I know of several pastors in Liberia that are really glad we are here, and glad that we are helping out, but they still take every chance they get to take advantage of the white man from the big ship. It's not their fault, for the most part. So many NGOs and missionaries have come through and given out so much that they've come to expect handouts.
What I'm about to say next is in no way saying that the people of Liberia are less human or valuable than any other people group on the face of the planet, it's only a metaphor to exemplify the NGOs and missionaries have a tendency to be like a child that finds a wounded baby animal near the treeline in a park. The child wants to help the animal recover so that it can survive, but lacks an understanding of the animals needs for survival. Since the child does not realize that the animal needs to maintain its survival instincts, the child may bring the animal home and give it warm milk and splint its leg and feed it plenty of food and love the animal and play with it, but when the animal is taken back to the park, it will have a much more difficult time surviving in the wild if it has become dependent on the care of the child.
Many NGOs and missionaries that have worked in Liberia have done this to the Liberian people. If we come to the aid of a country and hold it up, how will it learn to stand on its own? If we come and show them how to stand, and coach them. We need to maintain a very tricky dynamic tension to help Africa and I by no means think that I know better than anyone else how to do it, but I know if we keep doing things the way we are, we will change some of the problems into different ones, not help eradicate them.

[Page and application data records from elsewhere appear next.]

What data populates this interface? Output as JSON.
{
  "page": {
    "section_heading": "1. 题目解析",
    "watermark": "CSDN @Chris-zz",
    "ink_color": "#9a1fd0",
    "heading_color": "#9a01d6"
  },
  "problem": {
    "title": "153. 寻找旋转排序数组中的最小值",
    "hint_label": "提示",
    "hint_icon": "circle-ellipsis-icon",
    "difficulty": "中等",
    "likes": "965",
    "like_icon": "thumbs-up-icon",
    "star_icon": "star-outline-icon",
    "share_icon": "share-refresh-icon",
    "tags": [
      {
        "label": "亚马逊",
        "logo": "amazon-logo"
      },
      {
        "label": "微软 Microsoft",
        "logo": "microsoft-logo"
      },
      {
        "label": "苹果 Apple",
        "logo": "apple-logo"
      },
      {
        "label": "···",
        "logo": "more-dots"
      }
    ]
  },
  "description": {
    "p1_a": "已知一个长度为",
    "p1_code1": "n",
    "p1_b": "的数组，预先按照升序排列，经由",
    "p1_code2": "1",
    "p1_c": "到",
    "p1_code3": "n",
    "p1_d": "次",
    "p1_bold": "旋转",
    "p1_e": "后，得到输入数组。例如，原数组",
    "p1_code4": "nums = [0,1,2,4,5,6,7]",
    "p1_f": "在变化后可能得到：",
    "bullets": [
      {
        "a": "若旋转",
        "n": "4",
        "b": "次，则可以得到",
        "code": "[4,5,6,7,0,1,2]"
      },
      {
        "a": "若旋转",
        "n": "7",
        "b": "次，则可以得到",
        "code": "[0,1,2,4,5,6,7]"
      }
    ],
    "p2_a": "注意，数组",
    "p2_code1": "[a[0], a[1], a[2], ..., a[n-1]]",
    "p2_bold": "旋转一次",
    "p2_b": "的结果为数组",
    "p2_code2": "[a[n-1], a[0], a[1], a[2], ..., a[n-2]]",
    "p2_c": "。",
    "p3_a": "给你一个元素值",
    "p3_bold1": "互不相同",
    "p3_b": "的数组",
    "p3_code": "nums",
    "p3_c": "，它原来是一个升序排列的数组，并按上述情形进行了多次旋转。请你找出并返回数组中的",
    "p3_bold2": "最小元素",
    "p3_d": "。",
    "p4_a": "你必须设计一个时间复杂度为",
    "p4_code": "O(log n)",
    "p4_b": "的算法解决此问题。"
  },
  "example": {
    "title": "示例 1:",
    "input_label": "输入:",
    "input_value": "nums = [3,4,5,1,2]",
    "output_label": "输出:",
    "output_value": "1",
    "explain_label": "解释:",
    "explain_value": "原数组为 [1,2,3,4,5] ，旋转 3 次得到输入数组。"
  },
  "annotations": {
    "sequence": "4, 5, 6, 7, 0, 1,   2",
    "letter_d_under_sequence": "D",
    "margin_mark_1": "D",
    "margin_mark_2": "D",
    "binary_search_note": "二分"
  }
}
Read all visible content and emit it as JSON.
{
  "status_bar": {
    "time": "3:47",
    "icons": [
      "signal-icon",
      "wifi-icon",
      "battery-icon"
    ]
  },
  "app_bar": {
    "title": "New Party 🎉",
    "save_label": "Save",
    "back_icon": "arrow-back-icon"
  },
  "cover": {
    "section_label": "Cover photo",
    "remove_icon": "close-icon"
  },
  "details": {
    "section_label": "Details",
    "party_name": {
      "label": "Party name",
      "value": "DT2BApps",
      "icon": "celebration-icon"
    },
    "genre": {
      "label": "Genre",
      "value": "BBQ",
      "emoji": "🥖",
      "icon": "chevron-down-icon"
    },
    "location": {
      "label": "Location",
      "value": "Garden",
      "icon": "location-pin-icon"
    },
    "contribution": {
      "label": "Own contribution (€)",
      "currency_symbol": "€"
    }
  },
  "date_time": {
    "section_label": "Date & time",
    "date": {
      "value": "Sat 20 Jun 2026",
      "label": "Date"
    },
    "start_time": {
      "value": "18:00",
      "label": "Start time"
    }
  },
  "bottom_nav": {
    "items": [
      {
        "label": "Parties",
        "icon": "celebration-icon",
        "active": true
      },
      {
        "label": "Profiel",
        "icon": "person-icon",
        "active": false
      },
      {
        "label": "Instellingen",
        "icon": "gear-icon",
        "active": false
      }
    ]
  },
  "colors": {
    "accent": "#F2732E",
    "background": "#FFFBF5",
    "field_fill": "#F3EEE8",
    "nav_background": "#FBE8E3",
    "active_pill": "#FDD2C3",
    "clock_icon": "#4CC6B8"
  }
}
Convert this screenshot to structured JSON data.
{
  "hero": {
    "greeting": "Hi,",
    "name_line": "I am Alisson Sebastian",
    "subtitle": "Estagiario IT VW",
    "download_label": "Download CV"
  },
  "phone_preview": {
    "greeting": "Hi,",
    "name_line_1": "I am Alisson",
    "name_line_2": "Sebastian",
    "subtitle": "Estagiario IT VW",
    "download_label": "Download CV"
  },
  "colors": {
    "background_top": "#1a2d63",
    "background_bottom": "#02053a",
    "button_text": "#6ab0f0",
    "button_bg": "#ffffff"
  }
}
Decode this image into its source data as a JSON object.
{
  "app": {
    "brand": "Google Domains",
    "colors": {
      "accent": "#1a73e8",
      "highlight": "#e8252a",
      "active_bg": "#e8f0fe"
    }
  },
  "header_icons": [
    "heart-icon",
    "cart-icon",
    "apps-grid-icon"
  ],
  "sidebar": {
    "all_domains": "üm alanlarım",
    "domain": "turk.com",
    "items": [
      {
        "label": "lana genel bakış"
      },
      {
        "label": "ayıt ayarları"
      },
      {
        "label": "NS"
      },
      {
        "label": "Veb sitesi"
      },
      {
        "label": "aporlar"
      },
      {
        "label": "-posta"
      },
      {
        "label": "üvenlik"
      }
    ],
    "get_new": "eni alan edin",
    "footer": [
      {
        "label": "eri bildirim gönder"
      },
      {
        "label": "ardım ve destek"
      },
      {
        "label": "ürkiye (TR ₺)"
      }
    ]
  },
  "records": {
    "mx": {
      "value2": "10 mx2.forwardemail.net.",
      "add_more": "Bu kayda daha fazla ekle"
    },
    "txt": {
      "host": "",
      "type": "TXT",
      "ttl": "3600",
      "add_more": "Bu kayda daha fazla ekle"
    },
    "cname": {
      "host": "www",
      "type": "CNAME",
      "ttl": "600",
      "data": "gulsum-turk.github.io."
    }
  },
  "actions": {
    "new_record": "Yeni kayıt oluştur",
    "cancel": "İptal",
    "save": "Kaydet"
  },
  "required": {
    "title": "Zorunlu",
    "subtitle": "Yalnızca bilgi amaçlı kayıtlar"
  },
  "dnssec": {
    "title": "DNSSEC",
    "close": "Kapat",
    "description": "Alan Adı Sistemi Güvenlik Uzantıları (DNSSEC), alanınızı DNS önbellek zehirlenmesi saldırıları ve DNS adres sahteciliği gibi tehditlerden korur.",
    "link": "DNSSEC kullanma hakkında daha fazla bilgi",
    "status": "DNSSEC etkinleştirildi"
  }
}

I've been stressing sustainability for a lot of this post, but that is not the whole story. The reason we have to maintain a dynamic tension is that there are people that will die if we don't help them and they won't die because they have some disease that is just too awful to treat, they will die because there is no one to treat it. That's the thing that I like the most about working with Mercy Ships, the organization has an understanding of the need for sustainability and for the immediate need of people in life threatening situations, and they address both. There is room for improvement, though. We still have a lot to learn about how to work in each of the nations of West Africa.